Lex Weaver/WGBH via The Scope: Boston

“It's symbolic in a way, but there’s no true action,” said Mobile Burrell, a Roxbury resident and volunteer for King Boston, one of the organizations that sponsored Juneteenth events. “I think recognizing the actual day similar to how they recognize July 4th as a federal holiday, at least acknowledges the importance of Juneteenth. But it's important to not just settle and keep looking for more changes that need to happen in this country.”

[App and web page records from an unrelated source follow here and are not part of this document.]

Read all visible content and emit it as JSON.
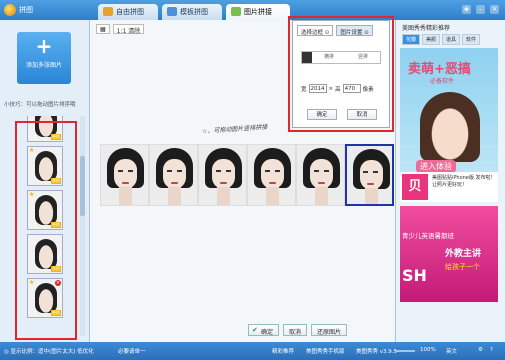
{
  "titlebar": {
    "app_title": "拼图",
    "tabs": [
      "自由拼图",
      "模板拼图",
      "图片拼接"
    ],
    "tab_icon_colors": [
      "#e7a22a",
      "#4e8fd8",
      "#7bbd4a"
    ]
  },
  "left": {
    "add_button_label": "添加多张图片",
    "hint": "小技巧：可以拖动图片排序哦",
    "thumb_tag": "替换"
  },
  "main": {
    "mode_buttons": [
      "▦",
      "1:1 清除"
    ],
    "handwritten": "☆、可拖动图片竖排拼接",
    "buttons": {
      "ok": "确定",
      "cancel": "取消",
      "undo": "还原图片"
    }
  },
  "popup": {
    "tabs": [
      "选择边框 ⊙",
      "图片设置 ⊙"
    ],
    "segments": [
      "横排",
      "竖排"
    ],
    "width_label": "宽",
    "width_value": "2014",
    "height_label": "高",
    "height_value": "470",
    "unit": "像素",
    "ok": "确定",
    "cancel": "取消"
  },
  "right": {
    "title": "美图秀秀精彩推荐",
    "tabs": [
      "花瓣",
      "美颜",
      "道具",
      "软件"
    ],
    "ad1": {
      "line1": "卖萌+恶搞",
      "line2": "必备软件",
      "line3": "进入体验"
    },
    "ad_row": {
      "icon": "贝",
      "text": "美图贴贴iPhone版 发布啦！让照片更好玩！"
    },
    "ad2": {
      "line1": "青少儿英语暑期班",
      "line2": "外教主讲",
      "line3": "给孩子一个",
      "brand": "SH"
    }
  },
  "status": {
    "left": "◎ 显示比例：适中(图片太大) 低优化",
    "mid": "必要请单一",
    "right1": "精彩推荐",
    "right2": "美图秀秀手机版",
    "right3": "美图秀秀 v3.9.5",
    "zoom": "100%",
    "language": "英文"
  }
}
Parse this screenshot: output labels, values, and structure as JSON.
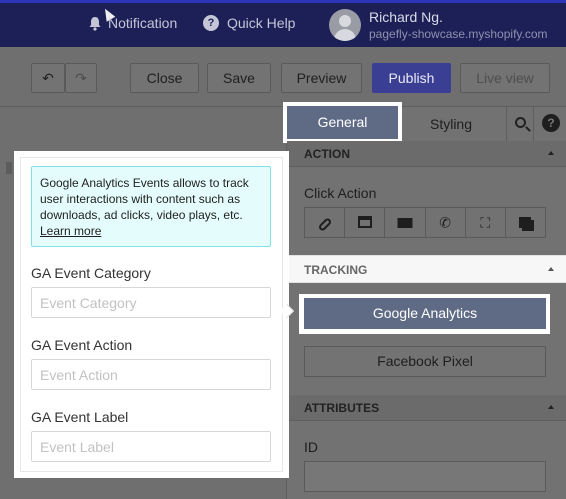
{
  "topbar": {
    "notification_label": "Notification",
    "help_label": "Quick Help",
    "user_name": "Richard Ng.",
    "store_domain": "pagefly-showcase.myshopify.com"
  },
  "toolbar": {
    "undo_icon": "↶",
    "redo_icon": "↷",
    "close_label": "Close",
    "save_label": "Save",
    "preview_label": "Preview",
    "publish_label": "Publish",
    "live_view_label": "Live view"
  },
  "panel": {
    "tabs": [
      {
        "label": "General",
        "active": true
      },
      {
        "label": "Styling",
        "active": false
      }
    ],
    "help_icon": "?",
    "action_section": {
      "title": "ACTION",
      "click_action_label": "Click Action",
      "icons": [
        "link-icon",
        "template-icon",
        "mail-icon",
        "phone-icon",
        "fullscreen-icon",
        "copy-icon"
      ]
    },
    "tracking_section": {
      "title": "TRACKING",
      "options": [
        {
          "label": "Google Analytics",
          "active": true
        },
        {
          "label": "Facebook Pixel",
          "active": false
        }
      ]
    },
    "attributes_section": {
      "title": "ATTRIBUTES",
      "id_label": "ID"
    }
  },
  "popover": {
    "info_text": "Google Analytics Events allows to track user interactions with content such as downloads, ad clicks, video plays, etc.",
    "learn_more": "Learn more",
    "fields": [
      {
        "label": "GA Event Category",
        "placeholder": "Event Category",
        "value": ""
      },
      {
        "label": "GA Event Action",
        "placeholder": "Event Action",
        "value": ""
      },
      {
        "label": "GA Event Label",
        "placeholder": "Event Label",
        "value": ""
      }
    ]
  },
  "colors": {
    "topbar_bg": "#1c2056",
    "publish_bg": "#3b3f93",
    "active_tab_bg": "#5f6b85",
    "info_bg": "#e5fcfd",
    "info_border": "#7fe0e5"
  }
}
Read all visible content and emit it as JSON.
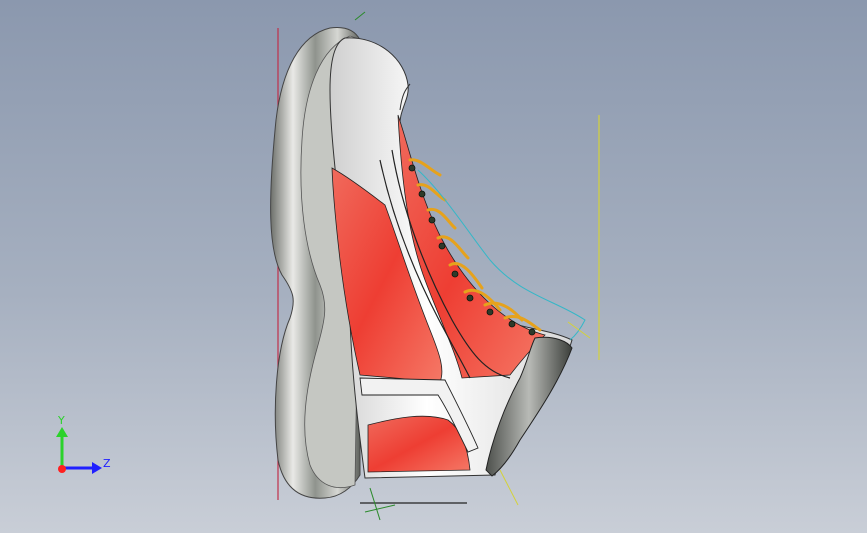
{
  "triad": {
    "y_label": "Y",
    "z_label": "Z",
    "colors": {
      "y": "#2bd22b",
      "z": "#2020ff",
      "x": "#ff2020"
    }
  },
  "model": {
    "colors": {
      "red": "#ef4a3e",
      "red_light": "#f97b68",
      "white": "#f4f4f4",
      "gray": "#9a9d98",
      "lace": "#e6a21c"
    }
  }
}
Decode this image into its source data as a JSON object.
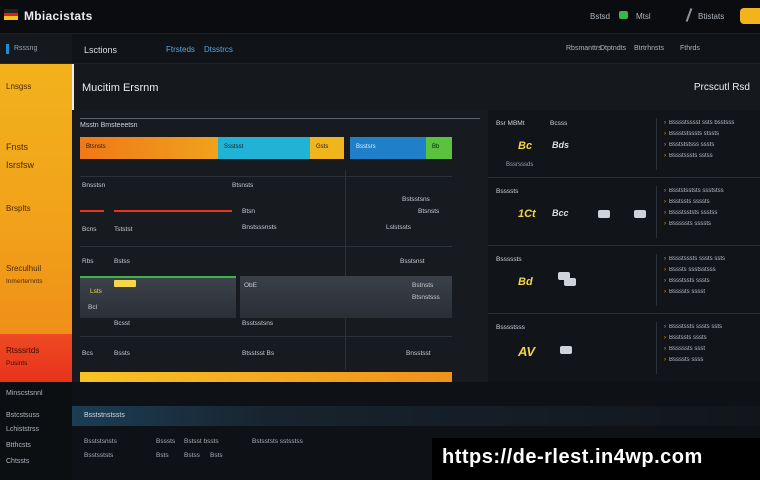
{
  "topbar": {
    "title": "Mbiacistats",
    "item1": "Bstsd",
    "item2": "Mtsl",
    "item3": "Btistats",
    "colors": {
      "accent": "#f2b41a",
      "green": "#3bb54a"
    }
  },
  "subheader": {
    "left_label": "Lsctions",
    "tab1": "Ftrsteds",
    "tab2": "Dtsstrcs",
    "right1": "Rbsmanttrs",
    "right2": "Dtptndts",
    "right3": "Btrtrhnsts",
    "right4": "Fthrds"
  },
  "sidebar": {
    "header": "Rsssng",
    "items": [
      {
        "label": "Lnsgss"
      },
      {
        "label": "Fnsts"
      },
      {
        "label": "Isrsfsw"
      },
      {
        "label": "Brsplts"
      },
      {
        "label": "Sreculhuil"
      },
      {
        "label": "Inmerternnts"
      },
      {
        "label": "Rtsssrtds"
      },
      {
        "label": "Pusints"
      }
    ],
    "lower": [
      "Minscstsnnl",
      "Bstcstsuss",
      "Lchiststrss",
      "Btthcsts",
      "Chtssts"
    ]
  },
  "heading": {
    "title": "Mucitim Ersrnm",
    "right": "Prcscutl Rsd"
  },
  "table": {
    "head": "Msstn Bmsteeetsn",
    "bar": [
      {
        "label": "Btsnsts",
        "color": "#f28a17"
      },
      {
        "label": "Ssstsst",
        "color": "#21b3d6"
      },
      {
        "label": "Gsts",
        "color": "#f0b41d"
      },
      {
        "label": "Bsstsrs",
        "color": "#1f7fc8"
      },
      {
        "label": "Bb",
        "color": "#5ac23c"
      }
    ],
    "row1": {
      "c1": "Bnsstsn",
      "c2": "Btsnsts",
      "c3": "Bstsstsns"
    },
    "row2": {
      "c1": "Btsrh",
      "c2": "Btsn",
      "c3": "Btsnsts"
    },
    "row3": {
      "c1": "Bcns",
      "c2": "Tststst",
      "c3": "Bnstsssnsts",
      "c4": "Lslstssts"
    },
    "row4": {
      "c1": "Rbs",
      "c2": "Bstss",
      "c3": "Bsstsnst"
    },
    "row5": {
      "c1": "Lsts",
      "c2": "ObE",
      "c3": "Bstnsts"
    },
    "row6": {
      "c1": "Bcl",
      "c2": "Btsb",
      "c3": "Btsnstsss"
    },
    "row7": {
      "c1": "Bcsst",
      "c2": "Bsstsstsns"
    },
    "row8": {
      "c1": "Bcs",
      "c2": "Bssts",
      "c3": "Btsstsst Bs",
      "c4": "Bnsstsst"
    }
  },
  "rightcol": {
    "cards": [
      {
        "title": "Bsr MBMt",
        "title2": "Bcsss",
        "big": "Bc",
        "big2": "Bds",
        "sub": "Bssrsssds"
      },
      {
        "title": "Bssssts",
        "big": "1Ct",
        "big2": "Bcc",
        "sub": ""
      },
      {
        "title": "Bsssssts",
        "big": "Bd",
        "big2": "",
        "sub": ""
      },
      {
        "title": "Bsssstsss",
        "big": "AV",
        "big2": "",
        "sub": ""
      }
    ],
    "lists": [
      [
        "Bsssstsssst ssts bsstsss",
        "Bssststsssts stssts",
        "Bsstststsss sssts",
        "Bssstsssts sstss"
      ],
      [
        "Bsststsststs ssststss",
        "Bsstssts ssssts",
        "Bssstsststs ssstss",
        "Bsssssts ssssts"
      ],
      [
        "Bssstsssts sssts ssts",
        "Bsssts ssstsstsss",
        "Bssstssts sssts",
        "Bssssts sssst"
      ],
      [
        "Bssstssts sssts ssts",
        "Bsstssts sssts",
        "Bsssssts ssst",
        "Bssssts ssss"
      ]
    ]
  },
  "bottom": {
    "header": "Bsststnstssts",
    "lines": [
      {
        "a": "Bsststsnsts",
        "b": "Bsssts",
        "c": "Bstsst bssts",
        "d": "Bstsststs sstsstss"
      },
      {
        "a": "Bsstsststs",
        "b": "Bsts",
        "c": "Bstss",
        "d": "Bsts"
      }
    ]
  },
  "watermark": "https://de-rlest.in4wp.com"
}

Friday night, Mass. Gov. Charlie Baker stopped by the “One Night in Boston” Juneteenth kickoff to hand the state’s first proclamation recognizing the Juneteenth holiday to the executive director of King Boston, Imari Paris Jeffries.

“I’m here because it’s important,” Baker told GBH News. “And it’s about time!”

Lex Weaver is the editor-in-chief of The Scope: Boston, a digital magazine operated by Northeastern University’s School of Journalism and focused on telling stories of justice, hope and resilience in Greater Boston. She is also a Poynter-Koch Media and Journalism Fellow. Taylor Blackley is a reporter at The Scope: Boston and a Northeastern graduate student. Avantika Panda is a Boston-based freelance journalist and part-time staff reporter for The Scope: Boston.